==== SUPPLIED RECORDS ====

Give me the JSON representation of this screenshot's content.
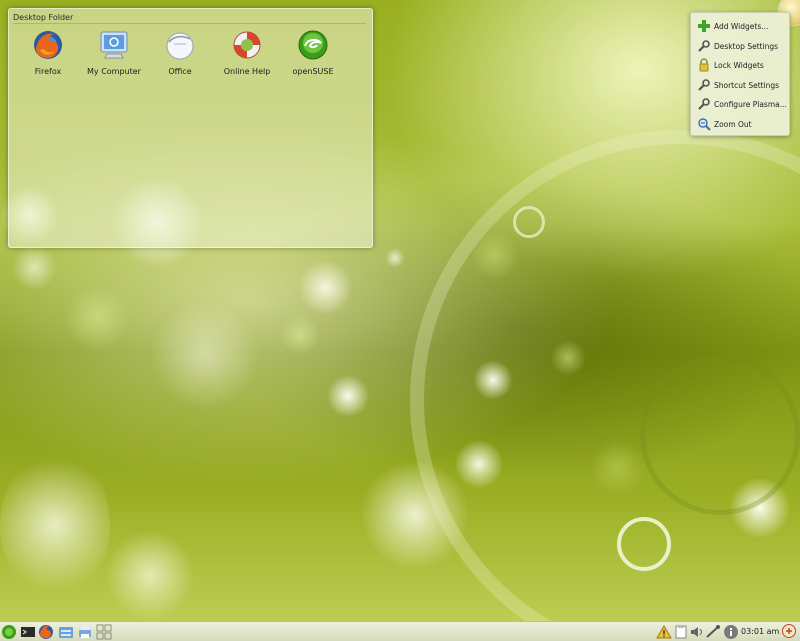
{
  "folder": {
    "title": "Desktop Folder",
    "icons": [
      {
        "label": "Firefox",
        "icon": "firefox-icon"
      },
      {
        "label": "My Computer",
        "icon": "computer-icon"
      },
      {
        "label": "Office",
        "icon": "office-icon"
      },
      {
        "label": "Online Help",
        "icon": "help-lifebuoy-icon"
      },
      {
        "label": "openSUSE",
        "icon": "opensuse-icon"
      }
    ]
  },
  "context_menu": {
    "items": [
      {
        "label": "Add Widgets...",
        "icon": "plus-icon"
      },
      {
        "label": "Desktop Settings",
        "icon": "wrench-icon"
      },
      {
        "label": "Lock Widgets",
        "icon": "lock-icon"
      },
      {
        "label": "Shortcut Settings",
        "icon": "wrench-icon"
      },
      {
        "label": "Configure Plasma...",
        "icon": "wrench-icon"
      },
      {
        "label": "Zoom Out",
        "icon": "zoom-out-icon"
      }
    ]
  },
  "panel": {
    "clock": "03:01 am"
  },
  "colors": {
    "wallpaper_green": "#9ab021",
    "panel_bg": "#e2e6cd",
    "opensuse_green": "#3a9c19"
  }
}
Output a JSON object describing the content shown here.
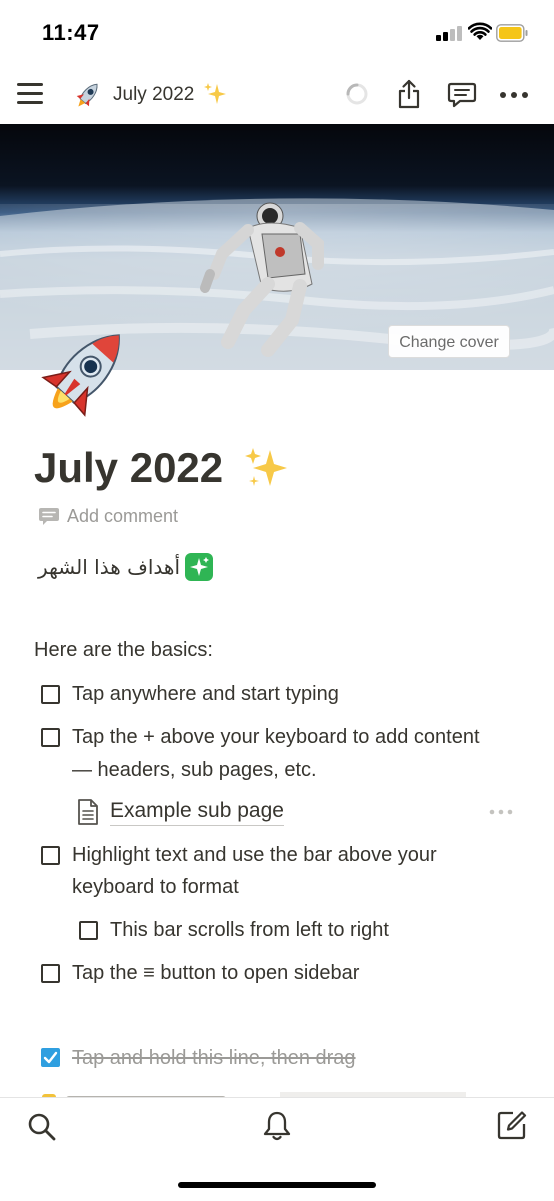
{
  "status_bar": {
    "time": "11:47"
  },
  "nav": {
    "page_icon": "🚀",
    "title": "July 2022",
    "title_emoji": "✨",
    "icons": [
      "menu-icon",
      "loading-spinner-icon",
      "share-icon",
      "comment-icon",
      "more-icon"
    ]
  },
  "cover": {
    "change_cover_label": "Change cover"
  },
  "page": {
    "title": "July 2022",
    "title_emoji": "✨",
    "add_comment_label": "Add comment",
    "arabic_line": "أهداف هذا الشهر",
    "basics_heading": "Here are the basics:",
    "todos": [
      {
        "text": "Tap anywhere and start typing",
        "checked": false
      },
      {
        "text_line1": "Tap the + above your keyboard to add content",
        "text_line2": "— headers, sub pages, etc.",
        "checked": false
      },
      {
        "text_line1": "Highlight text and use the bar above your",
        "text_line2": "keyboard to format",
        "checked": false
      },
      {
        "text": "This bar scrolls from left to right",
        "checked": false
      },
      {
        "text": "Tap the ≡ button to open sidebar",
        "checked": false
      },
      {
        "text": "Tap and hold this line, then drag",
        "checked": true
      }
    ],
    "sub_page": {
      "label": "Example sub page"
    }
  },
  "bottom_bar": {
    "icons": [
      "search-icon",
      "bell-icon",
      "compose-icon"
    ]
  },
  "colors": {
    "text": "#37352f",
    "muted": "#9b9a97",
    "checkbox_checked": "#2f9fe0",
    "sparkle_green": "#2fb554"
  }
}
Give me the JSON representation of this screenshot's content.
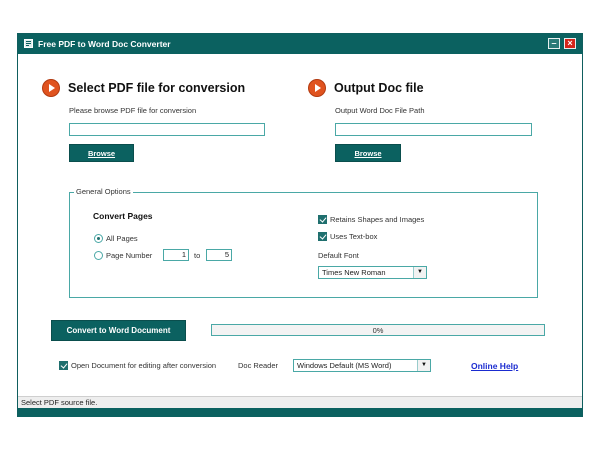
{
  "window": {
    "title": "Free PDF to Word Doc Converter",
    "minimize_glyph": "–",
    "close_glyph": "×"
  },
  "input_section": {
    "title": "Select PDF file for conversion",
    "hint": "Please browse PDF file for conversion",
    "path_value": "",
    "browse_label": "Browse"
  },
  "output_section": {
    "title": "Output Doc file",
    "hint": "Output Word Doc File Path",
    "path_value": "",
    "browse_label": "Browse"
  },
  "general_options": {
    "legend": "General Options",
    "convert_pages_label": "Convert Pages",
    "all_pages_label": "All Pages",
    "all_pages_selected": true,
    "page_number_label": "Page Number",
    "page_from": "1",
    "to_label": "to",
    "page_to": "5",
    "retain_shapes_label": "Retains Shapes and Images",
    "retain_shapes_checked": true,
    "uses_textbox_label": "Uses Text-box",
    "uses_textbox_checked": true,
    "default_font_label": "Default Font",
    "default_font_value": "Times New Roman"
  },
  "actions": {
    "convert_label": "Convert to Word Document",
    "progress_percent": 0,
    "progress_text": "0%"
  },
  "footer_options": {
    "open_doc_label": "Open Document for editing after conversion",
    "open_doc_checked": true,
    "doc_reader_label": "Doc Reader",
    "doc_reader_value": "Windows Default (MS Word)",
    "online_help_label": "Online Help"
  },
  "status": {
    "text": "Select PDF source file."
  },
  "colors": {
    "accent": "#0b6160",
    "arrow_icon": "#e0531f",
    "link": "#1a2bd0",
    "close": "#d4261c"
  },
  "icons": [
    "app-icon",
    "minimize-icon",
    "close-icon",
    "arrow-circle-icon",
    "dropdown-arrow-icon",
    "checkbox-icon",
    "radio-icon"
  ]
}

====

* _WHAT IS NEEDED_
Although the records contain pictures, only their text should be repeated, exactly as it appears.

* _TASK RESULT_
Give me the JSON representation of this screenshot's content.
{
  "folder": {
    "title": "Desktop Folder",
    "icons": [
      {
        "label": "Firefox",
        "icon": "firefox-icon"
      },
      {
        "label": "My Computer",
        "icon": "computer-icon"
      },
      {
        "label": "Office",
        "icon": "office-icon"
      },
      {
        "label": "Online Help",
        "icon": "help-lifebuoy-icon"
      },
      {
        "label": "openSUSE",
        "icon": "opensuse-icon"
      }
    ]
  },
  "context_menu": {
    "items": [
      {
        "label": "Add Widgets...",
        "icon": "plus-icon"
      },
      {
        "label": "Desktop Settings",
        "icon": "wrench-icon"
      },
      {
        "label": "Lock Widgets",
        "icon": "lock-icon"
      },
      {
        "label": "Shortcut Settings",
        "icon": "wrench-icon"
      },
      {
        "label": "Configure Plasma...",
        "icon": "wrench-icon"
      },
      {
        "label": "Zoom Out",
        "icon": "zoom-out-icon"
      }
    ]
  },
  "panel": {
    "clock": "03:01 am"
  },
  "colors": {
    "wallpaper_green": "#9ab021",
    "panel_bg": "#e2e6cd",
    "opensuse_green": "#3a9c19"
  }
}
Output a JSON object describing the content shown here.
{
  "status_bar": {
    "time": "11:47"
  },
  "nav": {
    "page_icon": "🚀",
    "title": "July 2022",
    "title_emoji": "✨",
    "icons": [
      "menu-icon",
      "loading-spinner-icon",
      "share-icon",
      "comment-icon",
      "more-icon"
    ]
  },
  "cover": {
    "change_cover_label": "Change cover"
  },
  "page": {
    "title": "July 2022",
    "title_emoji": "✨",
    "add_comment_label": "Add comment",
    "arabic_line": "أهداف هذا الشهر",
    "basics_heading": "Here are the basics:",
    "todos": [
      {
        "text": "Tap anywhere and start typing",
        "checked": false
      },
      {
        "text_line1": "Tap the + above your keyboard to add content",
        "text_line2": "— headers, sub pages, etc.",
        "checked": false
      },
      {
        "text_line1": "Highlight text and use the bar above your",
        "text_line2": "keyboard to format",
        "checked": false
      },
      {
        "text": "This bar scrolls from left to right",
        "checked": false
      },
      {
        "text": "Tap the ≡ button to open sidebar",
        "checked": false
      },
      {
        "text": "Tap and hold this line, then drag",
        "checked": true
      }
    ],
    "sub_page": {
      "label": "Example sub page"
    }
  },
  "bottom_bar": {
    "icons": [
      "search-icon",
      "bell-icon",
      "compose-icon"
    ]
  },
  "colors": {
    "text": "#37352f",
    "muted": "#9b9a97",
    "checkbox_checked": "#2f9fe0",
    "sparkle_green": "#2fb554"
  }
}
Give me the JSON representation of this screenshot's content.
{
  "window": {
    "title": "Free PDF to Word Doc Converter",
    "minimize_glyph": "–",
    "close_glyph": "×"
  },
  "input_section": {
    "title": "Select PDF file for conversion",
    "hint": "Please browse PDF file for conversion",
    "path_value": "",
    "browse_label": "Browse"
  },
  "output_section": {
    "title": "Output Doc file",
    "hint": "Output Word Doc File Path",
    "path_value": "",
    "browse_label": "Browse"
  },
  "general_options": {
    "legend": "General Options",
    "convert_pages_label": "Convert Pages",
    "all_pages_label": "All Pages",
    "all_pages_selected": true,
    "page_number_label": "Page Number",
    "page_from": "1",
    "to_label": "to",
    "page_to": "5",
    "retain_shapes_label": "Retains Shapes and Images",
    "retain_shapes_checked": true,
    "uses_textbox_label": "Uses Text-box",
    "uses_textbox_checked": true,
    "default_font_label": "Default Font",
    "default_font_value": "Times New Roman"
  },
  "actions": {
    "convert_label": "Convert to Word Document",
    "progress_percent": 0,
    "progress_text": "0%"
  },
  "footer_options": {
    "open_doc_label": "Open Document for editing after conversion",
    "open_doc_checked": true,
    "doc_reader_label": "Doc Reader",
    "doc_reader_value": "Windows Default (MS Word)",
    "online_help_label": "Online Help"
  },
  "status": {
    "text": "Select PDF source file."
  },
  "colors": {
    "accent": "#0b6160",
    "arrow_icon": "#e0531f",
    "link": "#1a2bd0",
    "close": "#d4261c"
  },
  "icons": [
    "app-icon",
    "minimize-icon",
    "close-icon",
    "arrow-circle-icon",
    "dropdown-arrow-icon",
    "checkbox-icon",
    "radio-icon"
  ]
}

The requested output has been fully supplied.